“I know a tale, o sons of earth.

I speak it as I must.

Of how nine trees gave life to Worlds

That giants held in trust.”

Do you remember the romance and the drama behind the Norse myths and the heroic deeds of Odin and Thor and the rest of the family? The beauty, the strength, the deceit of that one among them who was brought into the family by Odin? Loki, who brought tragedy to them all. Or did he?

Ah, Loki. Bless his heart. He can’t understand why he gets no love or respect from the rest of the Norse gods and he continuously undermines every relationship he has and surrounds himself with people who are deceitful and untrustworthy. He can’t win for losing and he can’t resist the easy mark, the quick scheme, the thrill of getting by with something. His chaotic persona never tires and there truly is no rest for the wicked when it comes to Loki.

But, maybe you don’t know dear Loki, adopted kin of Odin and Thor? The miscreant, the trickster, the wildfire, the sharp-tongued meanie with a witty remark perpetually on his lips? If ever Chaos was personified, Loki is that one. The Gospel of Loki attempts to right the wrongs that tarnish the legend.

The pervasiveness of the Marvel Avengers franchise has given us a certain impression of Loki. They aren’t wrong. However, Loki wants to tell his own story and give the “real” version of his story versus history. Loki recounts how he was plucked from Chaos by Odin himself to be Odin’s adopted brother and weaves his tale all the way to Ragnarok, the final bloody battle of the Norse gods. Of course, Loki never quite fits in with Odin and his crew, despite Odin swearing his loyalty to Loki. He is betrayed and is the betrayer, living up to every bad thought the other gods (aka “the popular crowd”) think of him. Loki, our “humble narrator,” explains that the versions of these stories we’ve heard before were nothing but “spin and metaphor,” forced on the rest of us by Odin and his pride – a skewed look, just like any other history that’s written by the victor.

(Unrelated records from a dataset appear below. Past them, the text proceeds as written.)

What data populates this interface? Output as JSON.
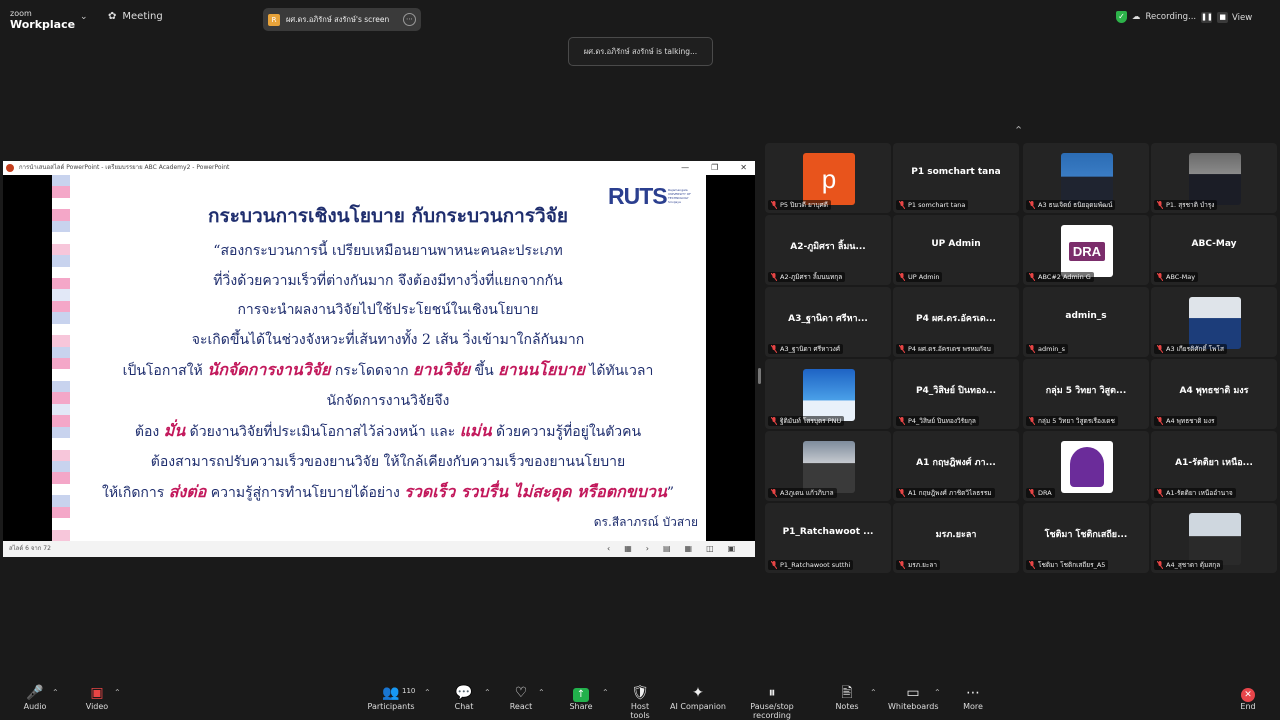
{
  "app": {
    "logo_line1": "zoom",
    "logo_line2": "Workplace",
    "meeting_label": "Meeting",
    "share_pill_text": "ผศ.ดร.อภิรักษ์ สงรักษ์'s screen",
    "recording_label": "Recording...",
    "view_label": "View",
    "talking_text": "ผศ.ดร.อภิรักษ์ สงรักษ์ is talking..."
  },
  "ppt": {
    "title_text": "การนำเสนอสไลด์ PowerPoint  -  เตรียมบรรยาย ABC Academy2 - PowerPoint",
    "status_text": "สไลด์ 6 จาก 72",
    "brand": "RUTS",
    "brand_sub": "Rajamangala UNIVERSITY OF TECHNOLOGY Srivijaya",
    "slide_title": "กระบวนการเชิงนโยบาย กับกระบวนการวิจัย",
    "line1": "“สองกระบวนการนี้ เปรียบเหมือนยานพาหนะคนละประเภท",
    "line2": "ที่วิ่งด้วยความเร็วที่ต่างกันมาก จึงต้องมีทางวิ่งที่แยกจากกัน",
    "line3": "การจะนำผลงานวิจัยไปใช้ประโยชน์ในเชิงนโยบาย",
    "line4": "จะเกิดขึ้นได้ในช่วงจังหวะที่เส้นทางทั้ง 2 เส้น วิ่งเข้ามาใกล้กันมาก",
    "line5a": "เป็นโอกาสให้ ",
    "line5b": "นักจัดการงานวิจัย",
    "line5c": " กระโดดจาก ",
    "line5d": "ยานวิจัย",
    "line5e": " ขึ้น ",
    "line5f": "ยานนโยบาย",
    "line5g": " ได้ทันเวลา",
    "line6": "นักจัดการงานวิจัยจึง",
    "line7a": "ต้อง ",
    "line7b": "มั่น",
    "line7c": " ด้วยงานวิจัยที่ประเมินโอกาสไว้ล่วงหน้า และ ",
    "line7d": "แม่น",
    "line7e": " ด้วยความรู้ที่อยู่ในตัวคน",
    "line8": "ต้องสามารถปรับความเร็วของยานวิจัย ให้ใกล้เคียงกับความเร็วของยานนโยบาย",
    "line9a": "ให้เกิดการ ",
    "line9b": "ส่งต่อ",
    "line9c": " ความรู้สู่การทำนโยบายได้อย่าง ",
    "line9d": "รวดเร็ว รวบรื่น ไม่สะดุด หรือตกขบวน",
    "line9e": "”",
    "author": "ดร.สีลาภรณ์ บัวสาย"
  },
  "gallery": [
    {
      "name": "",
      "label": "P5 ปิยวดี ยาบุศดี",
      "pic": "p"
    },
    {
      "name": "P1 somchart tana",
      "label": "P1 somchart tana",
      "pic": ""
    },
    {
      "name": "",
      "label": "A3 ธนเจิดย์ ธนิยอุดมพัฒน์",
      "pic": "face1"
    },
    {
      "name": "",
      "label": "P1. สุรชาติ บำรุง",
      "pic": "face2"
    },
    {
      "name": "A2-ภูมิศรา ลิ้มน...",
      "label": "A2-ภูมิศรา ลิ้มนนทกุล",
      "pic": ""
    },
    {
      "name": "UP Admin",
      "label": "UP Admin",
      "pic": ""
    },
    {
      "name": "",
      "label": "ABC#2 Admin G",
      "pic": "dra"
    },
    {
      "name": "ABC-May",
      "label": "ABC-May",
      "pic": ""
    },
    {
      "name": "A3_ฐานิดา ศรีหา...",
      "label": "A3_ฐานิดา ศรีหาวงศ์",
      "pic": ""
    },
    {
      "name": "P4 ผศ.ดร.อัครเด...",
      "label": "P4 ผศ.ดร.อัครเดช พรหมกัจบ",
      "pic": ""
    },
    {
      "name": "admin_s",
      "label": "admin_s",
      "pic": ""
    },
    {
      "name": "",
      "label": "A3 เกียรติศักดิ์ โพโส",
      "pic": "face3"
    },
    {
      "name": "",
      "label": "ฐิติมันท์ โสรบุตร PNU",
      "pic": "poster"
    },
    {
      "name": "P4_วิสิษย์ ปินทอง...",
      "label": "P4_วิสิษย์ ปินทองวิรัยกุล",
      "pic": ""
    },
    {
      "name": "กลุ่ม 5 วิทยา วิสูต...",
      "label": "กลุ่ม 5 วิทยา วิสูตรเรืองเดช",
      "pic": ""
    },
    {
      "name": "A4 พุทธชาติ มงร",
      "label": "A4 พุทธชาติ มงร",
      "pic": ""
    },
    {
      "name": "",
      "label": "A3ภูเดน แก้วภิบาล",
      "pic": "face4"
    },
    {
      "name": "A1 กฤษฎิพงศ์ ภา...",
      "label": "A1 กฤษฎิพงศ์ ภาชิตวิไลธรรม",
      "pic": ""
    },
    {
      "name": "",
      "label": "DRA",
      "pic": "seal"
    },
    {
      "name": "A1-รัตติยา เหนือ...",
      "label": "A1-รัตติยา เหนืออำนาจ",
      "pic": ""
    },
    {
      "name": "P1_Ratchawoot ...",
      "label": "P1_Ratchawoot sutthi",
      "pic": ""
    },
    {
      "name": "มรภ.ยะลา",
      "label": "มรภ.ยะลา",
      "pic": ""
    },
    {
      "name": "โชติมา โชติกเสถีย...",
      "label": "โชติมา โชติกเสถียร_A5",
      "pic": ""
    },
    {
      "name": "",
      "label": "A4_สุชาดา ตุ้มสกุล",
      "pic": "face5"
    }
  ],
  "toolbar": {
    "audio": "Audio",
    "video": "Video",
    "participants": "Participants",
    "participants_count": "110",
    "chat": "Chat",
    "react": "React",
    "share": "Share",
    "host_tools": "Host tools",
    "ai_companion": "AI Companion",
    "pause_recording": "Pause/stop recording",
    "notes": "Notes",
    "whiteboards": "Whiteboards",
    "more": "More",
    "end": "End"
  },
  "colors": {
    "background": "#1a1a1a",
    "tile": "#242424",
    "slide_text": "#1f2e6e",
    "highlight": "#c2185b",
    "share_green": "#22b14c",
    "end_red": "#e8454a"
  }
}
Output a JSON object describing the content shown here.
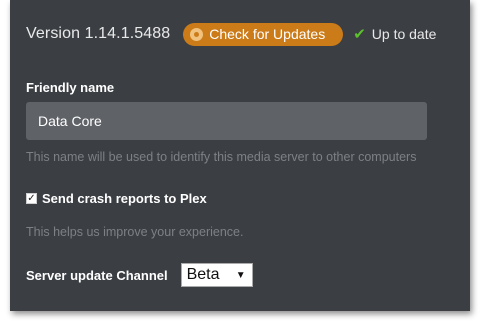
{
  "header": {
    "version": "Version 1.14.1.5488",
    "check_updates_label": "Check for Updates",
    "status_label": "Up to date"
  },
  "friendly_name": {
    "label": "Friendly name",
    "value": "Data Core",
    "help": "This name will be used to identify this media server to other computers"
  },
  "crash_reports": {
    "label": "Send crash reports to Plex",
    "checked": true,
    "help": "This helps us improve your experience."
  },
  "update_channel": {
    "label": "Server update Channel",
    "selected": "Beta"
  },
  "colors": {
    "panel_bg": "#3b3f44",
    "accent_orange": "#cc7b19",
    "success_green": "#5cc12c",
    "input_bg": "#5f6267",
    "muted_text": "#7d8085"
  },
  "icons": {
    "update_button": "update-circle-icon",
    "status": "check-icon",
    "select": "chevron-down-icon"
  }
}
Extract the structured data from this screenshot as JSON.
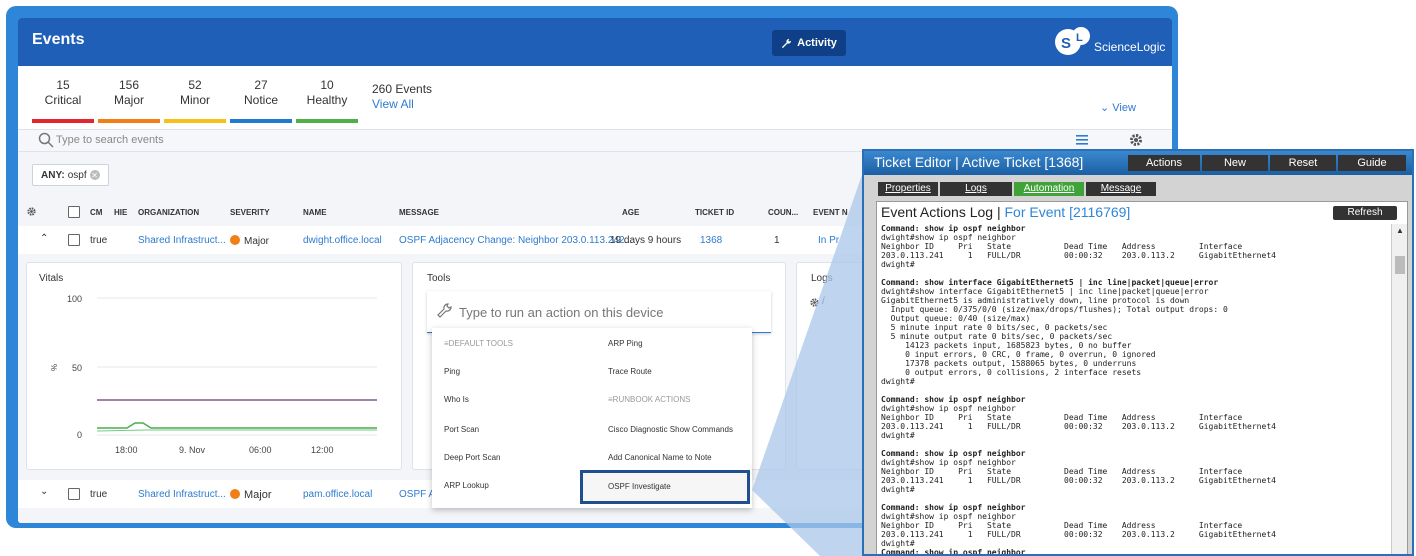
{
  "header": {
    "title": "Events",
    "activity_label": "Activity",
    "logo_text": "ScienceLogic"
  },
  "counts": [
    {
      "value": "15",
      "label": "Critical",
      "color": "#e3262e"
    },
    {
      "value": "156",
      "label": "Major",
      "color": "#f07f17"
    },
    {
      "value": "52",
      "label": "Minor",
      "color": "#f4c21b"
    },
    {
      "value": "27",
      "label": "Notice",
      "color": "#1f7ad1"
    },
    {
      "value": "10",
      "label": "Healthy",
      "color": "#4fb04a"
    }
  ],
  "totals": {
    "events": "260 Events",
    "view_all": "View All",
    "view": "View"
  },
  "search": {
    "placeholder": "Type to search events"
  },
  "filter": {
    "key": "ANY:",
    "value": "ospf"
  },
  "columns": [
    "CM",
    "HIE",
    "ORGANIZATION",
    "SEVERITY",
    "NAME",
    "MESSAGE",
    "AGE",
    "TICKET ID",
    "COUN...",
    "EVENT N"
  ],
  "rows": [
    {
      "cm": "true",
      "org": "Shared Infrastruct...",
      "severity": "Major",
      "name": "dwight.office.local",
      "message": "OSPF Adjacency Change: Neighbor 203.0.113.242...",
      "age": "19 days 9 hours",
      "ticket": "1368",
      "count": "1",
      "event_note": "In Pr"
    },
    {
      "cm": "true",
      "org": "Shared Infrastruct...",
      "severity": "Major",
      "name": "pam.office.local",
      "message": "OSPF A"
    }
  ],
  "vitals": {
    "title": "Vitals",
    "y_labels": [
      "100",
      "50",
      "0"
    ],
    "y_unit": "%",
    "x_labels": [
      "18:00",
      "9. Nov",
      "06:00",
      "12:00"
    ]
  },
  "tools": {
    "title": "Tools",
    "placeholder": "Type to run an action on this device",
    "items_left": [
      "DEFAULT TOOLS",
      "Ping",
      "Who Is",
      "Port Scan",
      "Deep Port Scan",
      "ARP Lookup"
    ],
    "items_right": [
      "ARP Ping",
      "Trace Route",
      "RUNBOOK ACTIONS",
      "Cisco Diagnostic Show Commands",
      "Add Canonical Name to Note",
      "OSPF Investigate"
    ]
  },
  "logs": {
    "title": "Logs"
  },
  "ticket": {
    "title": "Ticket Editor | Active Ticket [1368]",
    "buttons": [
      "Actions",
      "New",
      "Reset",
      "Guide"
    ],
    "tabs": [
      "Properties",
      "Logs",
      "Automation",
      "Message"
    ],
    "log_title": "Event Actions Log |",
    "log_event": "For Event [2116769]",
    "refresh": "Refresh",
    "log_lines": [
      "Command: show ip ospf neighbor",
      "dwight#show ip ospf neighbor",
      "Neighbor ID     Pri   State           Dead Time   Address         Interface",
      "203.0.113.241     1   FULL/DR         00:00:32    203.0.113.2     GigabitEthernet4",
      "dwight#",
      "",
      "Command: show interface GigabitEthernet5 | inc line|packet|queue|error",
      "dwight#show interface GigabitEthernet5 | inc line|packet|queue|error",
      "GigabitEthernet5 is administratively down, line protocol is down",
      "  Input queue: 0/375/0/0 (size/max/drops/flushes); Total output drops: 0",
      "  Output queue: 0/40 (size/max)",
      "  5 minute input rate 0 bits/sec, 0 packets/sec",
      "  5 minute output rate 0 bits/sec, 0 packets/sec",
      "     14123 packets input, 1685823 bytes, 0 no buffer",
      "     0 input errors, 0 CRC, 0 frame, 0 overrun, 0 ignored",
      "     17378 packets output, 1588065 bytes, 0 underruns",
      "     0 output errors, 0 collisions, 2 interface resets",
      "dwight#",
      "",
      "Command: show ip ospf neighbor",
      "dwight#show ip ospf neighbor",
      "Neighbor ID     Pri   State           Dead Time   Address         Interface",
      "203.0.113.241     1   FULL/DR         00:00:32    203.0.113.2     GigabitEthernet4",
      "dwight#",
      "",
      "Command: show ip ospf neighbor",
      "dwight#show ip ospf neighbor",
      "Neighbor ID     Pri   State           Dead Time   Address         Interface",
      "203.0.113.241     1   FULL/DR         00:00:32    203.0.113.2     GigabitEthernet4",
      "dwight#",
      "",
      "Command: show ip ospf neighbor",
      "dwight#show ip ospf neighbor",
      "Neighbor ID     Pri   State           Dead Time   Address         Interface",
      "203.0.113.241     1   FULL/DR         00:00:32    203.0.113.2     GigabitEthernet4",
      "dwight#",
      "Command: show ip ospf neighbor"
    ]
  },
  "colors": {
    "brand_blue": "#1f5fb8",
    "frame_blue": "#2e86d8",
    "link": "#2e7bcf",
    "major": "#f07f17",
    "automation_tab": "#3fa33a"
  }
}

This version of Norse mythology is bitingly funny and has several laugh out loud moments. Loki describes the other gods in modern terms, saying of Freya, she “will sleep with practically anyone as long as jewelry is involved,” or how Thor “likes hitting things,” or Gullveig-Heid, the sorceress, who is “Greedy, clever and spiteful. All my favourite qualities…” There is a great recounting of how the golden apples of Asgard are lost and the gods start to show some wear and age before they are returned. Loki likes to rub that in! When the perp who stole the apples finally falls back into the hands of the gods, the poor creature is described by Loki as being “killed by a gang of old-age pensioners.” Odin and Thor and the gang as old-age pensioners. Hilarious! The tale turns darker, of course, as Ragnarok nears and Asgard falls, and the tragedy of mistrust and treachery comes back to bite all of them in the end, making way for the next wave of gods to rule the world of man.

Joanne Harris is the sublime voice behind Chocolat and, my favorite of hers, Holy Fools, among many other titles. A book like this about Norse gods was not what I expected from her and it was a very entertaining read. There is a link here to Harris’s website where she talks more in-depth about her interest in Norse myths. There are other books by her that are tied together in a loose series and a sequel of sorts, The Testament of Loki, was just published this month. There’s a great interview with Joanne Harris at the Edinburgh International Book Festival here, where The Gospel of Loki is discussed at length.